- In case of an accident (though expected to be highly improbable) who will assume the liability? Will it be the owner/driver of the car or its manufacturer or the equipment or software manufacturer? How is the claims management ecosystem expected to evolve? Will we need specialized adjusters to handle claims involving damages to the supporting equipment?
- Rating and underwriting for car insurance will focus more on the security and safe functioning of the vehicle along with its set of software and hardware that enable the driverless capabilities — such as onboard software, cameras, radar, altimeters etc. — instead of the human driver. Though the frequency of accidents will come down rapidly, the loss expenses per accident is bound to go up due to enhanced cost of the supporting equipment.
- There will be new coverage developments relating to third-party collision damage due to high cost of equipment as well as the cyber risk to software that governs the driving functions of the next-generation cars.
- There will be opportunities around data analytics to harness the huge amount of data made available for better risk analysis and rating, loss development, location analysis, etc.
Do auto insurers need to fear that the next-generation cars will sound the death knell for their business? Or will they see newer opportunities to engage with their customers and enhance their market share?

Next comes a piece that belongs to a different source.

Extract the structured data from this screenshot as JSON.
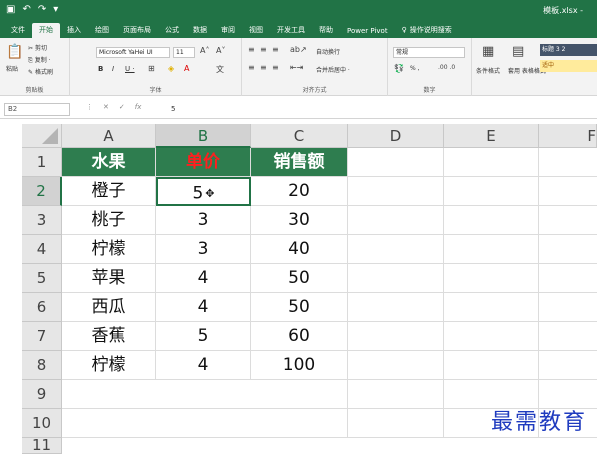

We are all set to witness lot of action in this space in the coming years as new-era cars continue to evolve and auto insurers attempt to match these developments with newer strategies around products, distribution and policy services!